In order to maximize fluid and/or carbohydrate availability during exercise, in which performance may be limited by one or the other, the composition and ingestion pattern of a beverage can be adjusted accordingly. As carbohydrate concentration increases, the rate of gastric emptying decreases. With more highly concentrated carbohydrate solutions, the net fluid absorption of water in the intestine is also reduced, although lower concentrations of glucose containing carbohydrates (~3-7%) actually can stimulate net intestinal absorption. Increasing the osmolality of a beverage can reduce the gastric emptying rate, but it has a more profound effect on gastric and intestinal secretions. Hyperosmolality increases secretions and as such decreases the rate of net absorption. Sodium inclusion in a beverage is warranted not only to offset losses (primarily from sweat) but, moreover, to promote fluid absorption in the intestine and to increase fluid retention. Recommendations include maintenance of fluid balance by ingestion of sufficient fluids, immediately prior to and during exercise, to restrict body weight losses to =1%. Somewhat more concentrated carbohydrate solutions may be ingested when the risk of hypohydration is low and performance is limited by carbohydrate availability. With increasing carbohydrate concentrations, at least up to 18%, there is a greater rate of carbohydrate passage through the gastrointestinal tract. When carbohydrate concentrations exceed 5%, the type of carbohydrate (mono- or disaccharides, long chain polymers, etc.) is important as the osmolality increases with increasing concentration and decreasing chain length.

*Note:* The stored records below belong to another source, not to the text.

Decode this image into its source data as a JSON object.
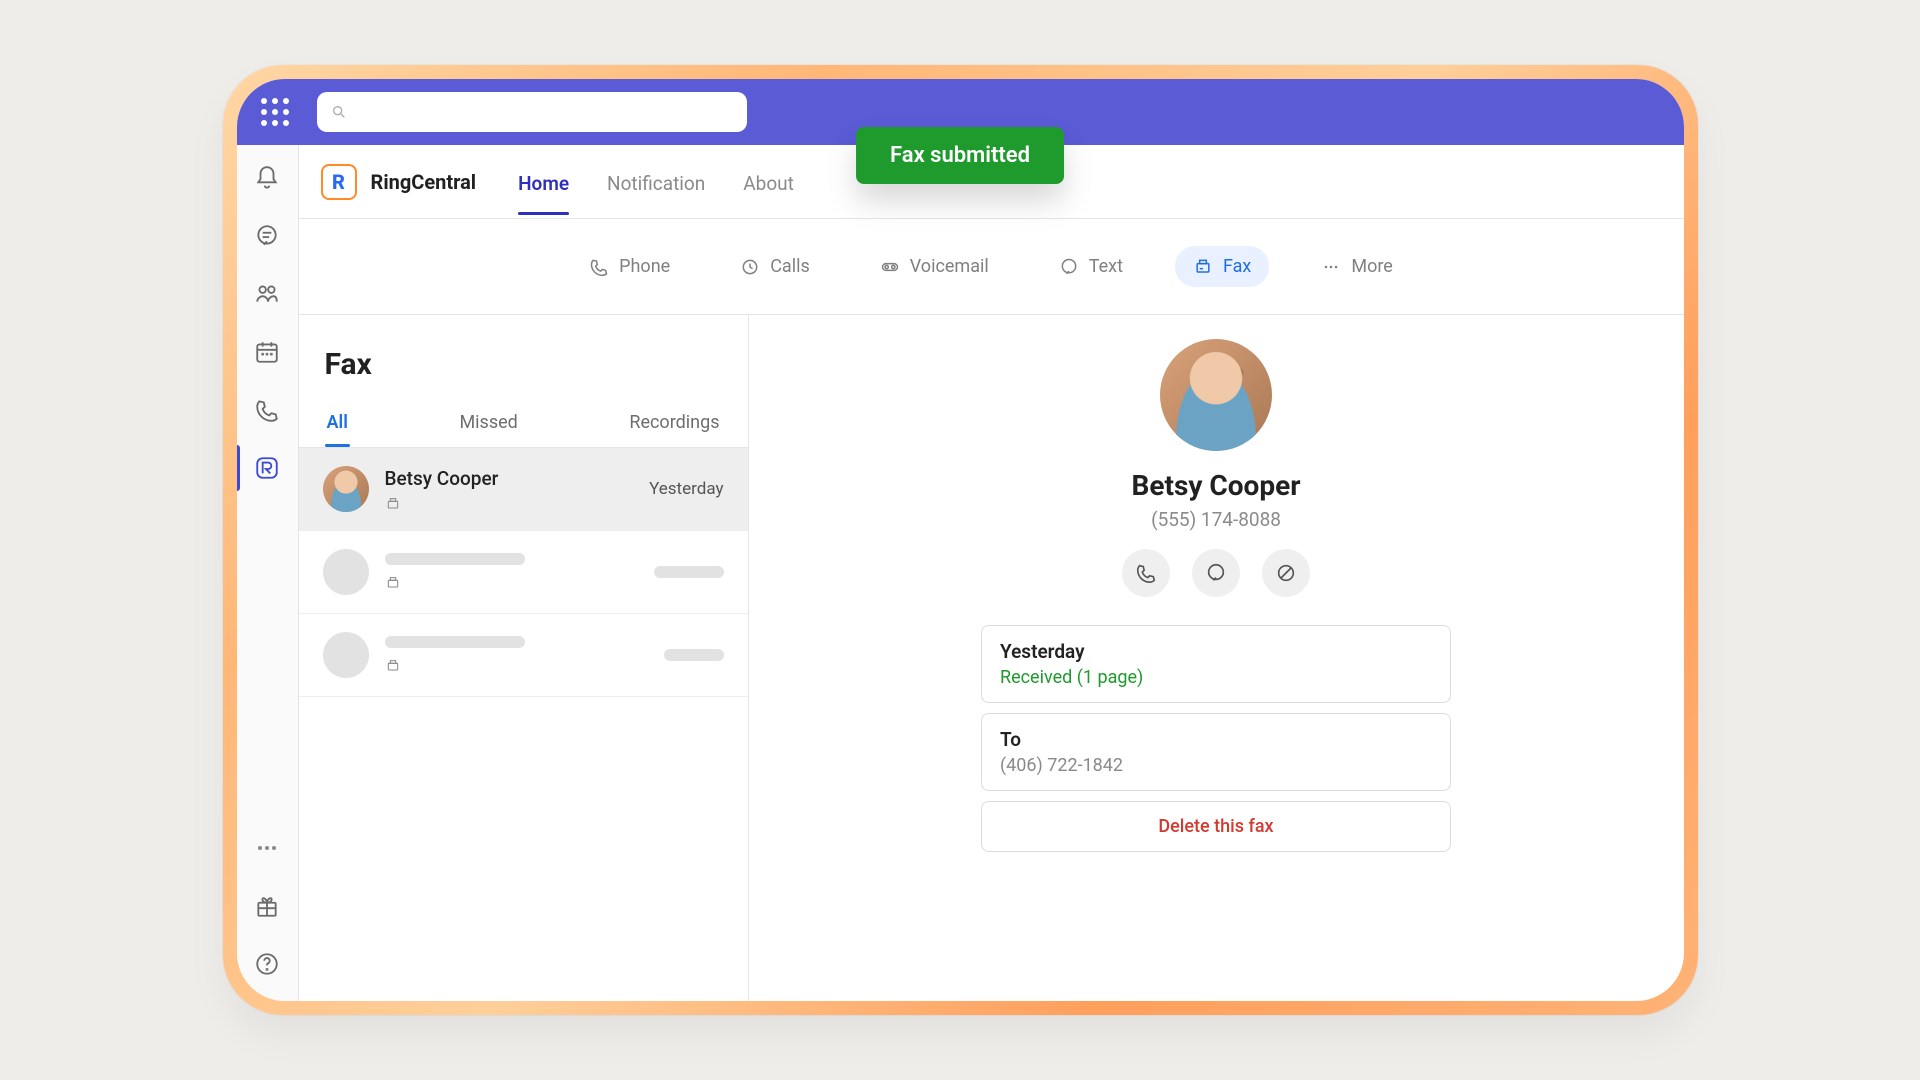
{
  "toast": "Fax submitted",
  "brand": "RingCentral",
  "nav": {
    "home": "Home",
    "notification": "Notification",
    "about": "About"
  },
  "subtabs": {
    "phone": "Phone",
    "calls": "Calls",
    "voicemail": "Voicemail",
    "text": "Text",
    "fax": "Fax",
    "more": "More"
  },
  "list": {
    "title": "Fax",
    "tabs": {
      "all": "All",
      "missed": "Missed",
      "recordings": "Recordings"
    },
    "row1": {
      "name": "Betsy Cooper",
      "time": "Yesterday"
    }
  },
  "detail": {
    "name": "Betsy Cooper",
    "phone": "(555) 174-8088",
    "card1": {
      "label": "Yesterday",
      "sub": "Received (1 page)"
    },
    "card2": {
      "label": "To",
      "sub": "(406) 722-1842"
    },
    "delete": "Delete this fax"
  }
}
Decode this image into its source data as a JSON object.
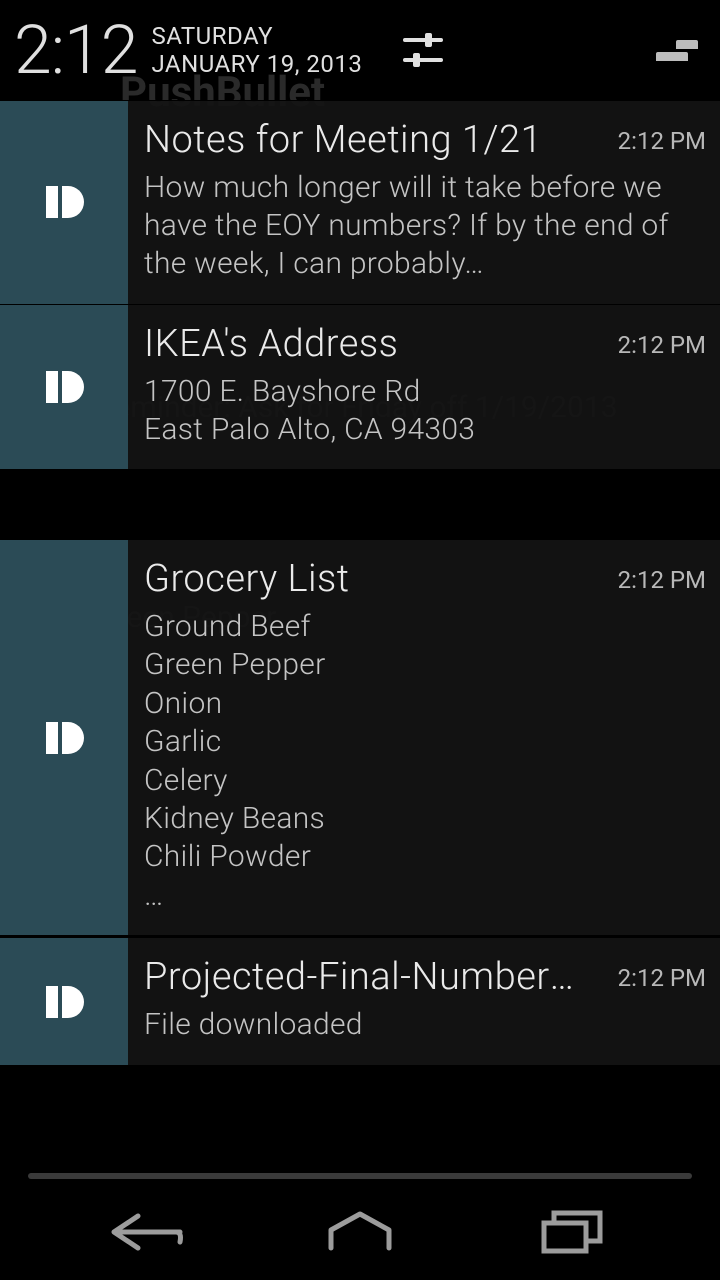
{
  "status": {
    "time": "2:12",
    "day_of_week": "SATURDAY",
    "date": "JANUARY 19, 2013"
  },
  "colors": {
    "notif_icon_bg": "#2b4b56",
    "text_primary": "#eaeaea",
    "text_secondary": "#c4c4c4"
  },
  "notifications": [
    {
      "app_icon": "pushbullet-icon",
      "title": "Notes for Meeting 1/21",
      "timestamp": "2:12 PM",
      "lines": [
        "How much longer will it take before we have the EOY numbers? If by the end of the week, I can probably…"
      ]
    },
    {
      "app_icon": "pushbullet-icon",
      "title": "IKEA's Address",
      "timestamp": "2:12 PM",
      "lines": [
        "1700 E. Bayshore Rd",
        "East Palo Alto, CA 94303"
      ]
    },
    {
      "app_icon": "pushbullet-icon",
      "title": "Grocery List",
      "timestamp": "2:12 PM",
      "lines": [
        "Ground Beef",
        "Green Pepper",
        "Onion",
        "Garlic",
        "Celery",
        "Kidney Beans",
        "Chili Powder",
        "…"
      ]
    },
    {
      "app_icon": "pushbullet-icon",
      "title": "Projected-Final-Numbers-E..",
      "timestamp": "2:12 PM",
      "lines": [
        "File downloaded"
      ]
    }
  ],
  "background_hints": {
    "app_title": "PushBullet",
    "peek1": "Reminder: Ask for Friday off 1/19/2013",
    "peek2": "Green Pepper"
  }
}
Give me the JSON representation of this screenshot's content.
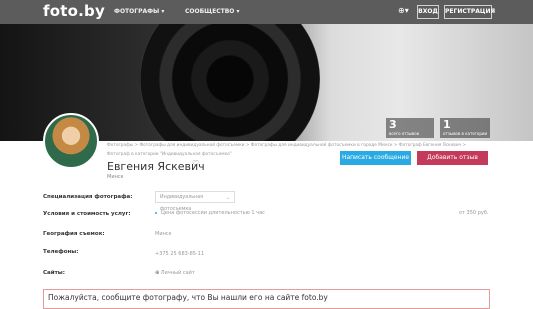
{
  "header": {
    "logo": "foto.by",
    "nav": [
      "ФОТОГРАФЫ ▾",
      "СООБЩЕСТВО ▾"
    ],
    "lang": "⊕▾",
    "login": "ВХОД",
    "register": "РЕГИСТРАЦИЯ"
  },
  "stats": [
    {
      "num": "3",
      "label": "всего отзывов"
    },
    {
      "num": "1",
      "label": "отзывов в категории"
    }
  ],
  "profile": {
    "crumbs": "Фотографы > Фотографы для индивидуальной фотосъемки > Фотографы для индивидуальной фотосъемки в городе Минск > Фотограф Евгения Яскевич >",
    "crumbs2": "Фотограф в категории \"Индивидуальная фотосъемка\"",
    "name": "Евгения Яскевич",
    "city": "Минск",
    "msg_button": "Написать сообщение",
    "review_button": "Добавить отзыв"
  },
  "rows": {
    "specialization_label": "Специализация фотографа:",
    "specialization_value": "Индивидуальная фотосъемка",
    "conditions_label": "Условия и стоимость услуг:",
    "conditions_value": "Цена фотосессии длительностью 1 час",
    "conditions_price": "от 350 руб.",
    "geo_label": "География съемок:",
    "geo_value": "Минск",
    "phones_label": "Телефоны:",
    "phones_value": "+375 25 683-85-11",
    "sites_label": "Сайты:",
    "sites_value": "Личный сайт"
  },
  "notice": "Пожалуйста, сообщите фотографу, что Вы нашли его на сайте foto.by"
}
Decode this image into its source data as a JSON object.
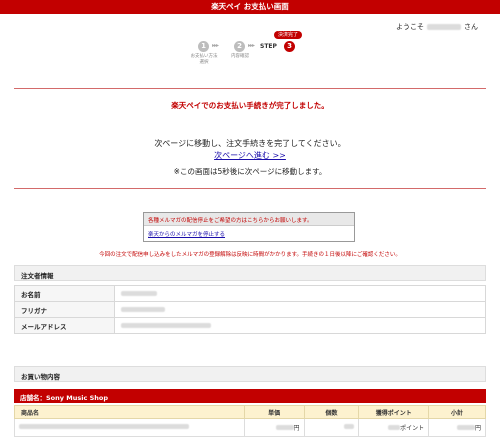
{
  "header": {
    "title": "楽天ペイ お支払い画面"
  },
  "welcome": {
    "prefix": "ようこそ",
    "suffix": "さん"
  },
  "steps": {
    "items": [
      {
        "number": "1",
        "caption": "お支払い方法\n選択"
      },
      {
        "number": "2",
        "caption": "内容確認"
      },
      {
        "number": "3",
        "caption": ""
      }
    ],
    "arrows": "▸▸▸",
    "step_word": "STEP",
    "current_badge": "決済完了"
  },
  "message": {
    "done": "楽天ペイでのお支払い手続きが完了しました。",
    "next": "次ページに移動し、注文手続きを完了してください。",
    "next_link": "次ページへ進む >>",
    "auto": "※この画面は5秒後に次ページに移動します。"
  },
  "mail": {
    "info": "各種メルマガの配信停止をご希望の方はこちらからお願いします。",
    "stop_link": "楽天からのメルマガを停止する",
    "note": "今回の注文で配信申し込みをしたメルマガの登録解除は反映に時間がかかります。手続きの１日後以降にご確認ください。"
  },
  "orderer": {
    "title": "注文者情報",
    "rows": [
      {
        "label": "お名前"
      },
      {
        "label": "フリガナ"
      },
      {
        "label": "メールアドレス"
      }
    ]
  },
  "purchase": {
    "title": "お買い物内容",
    "shop_label": "店舗名：Sony Music Shop",
    "columns": [
      "商品名",
      "単価",
      "個数",
      "獲得ポイント",
      "小計"
    ],
    "row": {
      "price_unit": "円",
      "point_unit": "ポイント",
      "subtotal_unit": "円"
    }
  },
  "colors": {
    "accent": "#c20000",
    "link": "#1a0dab",
    "table_header": "#fdf2cf"
  }
}
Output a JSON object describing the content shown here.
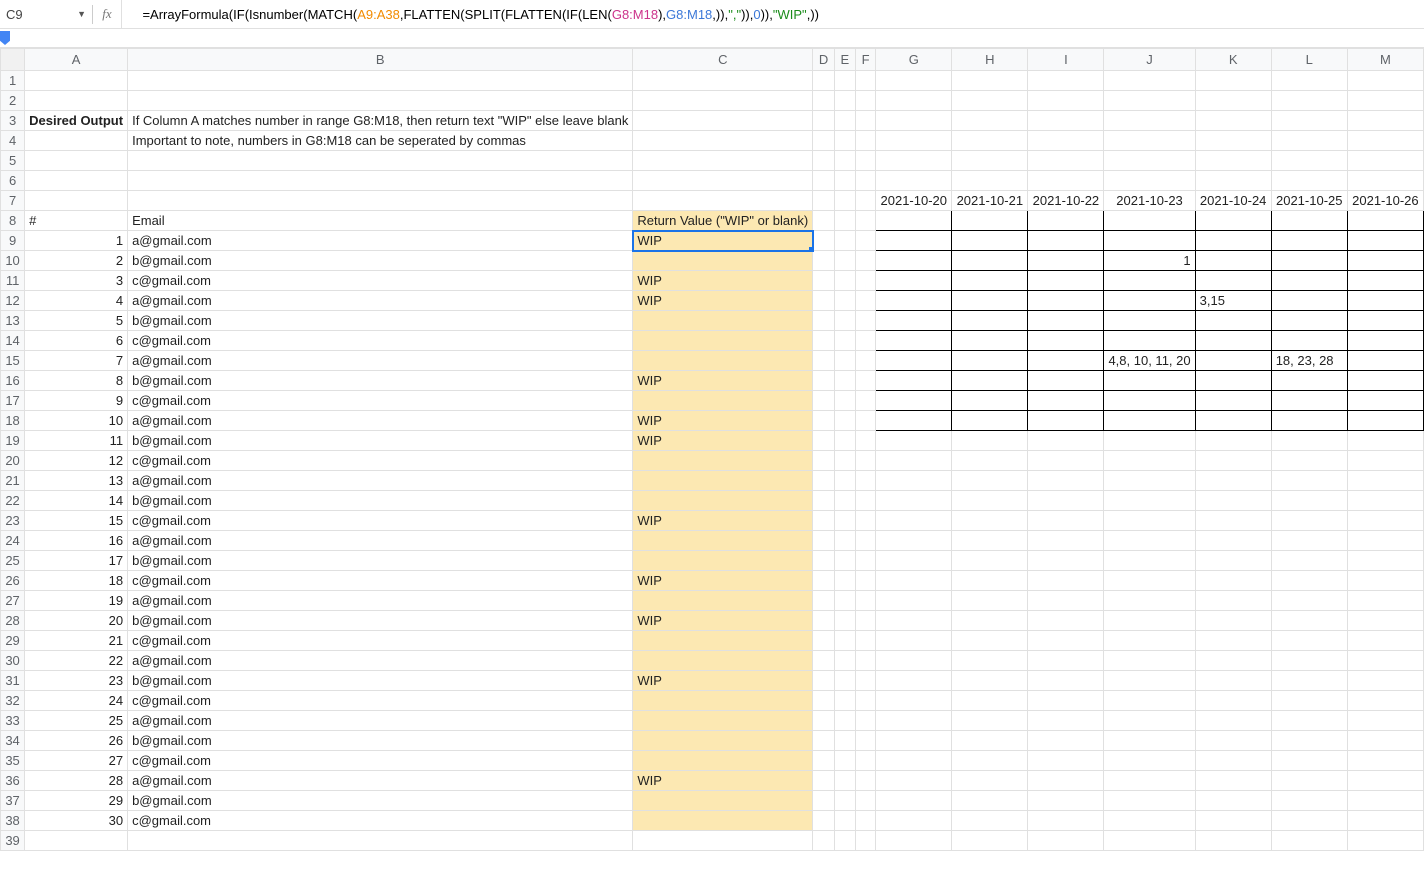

Thus, when concentrations of >8% are warranted, based on energy demands, there is an advantage to using glucose polymer solutions, owing to a decrease in gastrointestinal secretions and, hence, an increase in rate of net fluid absorption.
|Journal||Scandinavian Journal of Medicine & Science in Sports|
|Publication status||Published - 1 Jan 1994|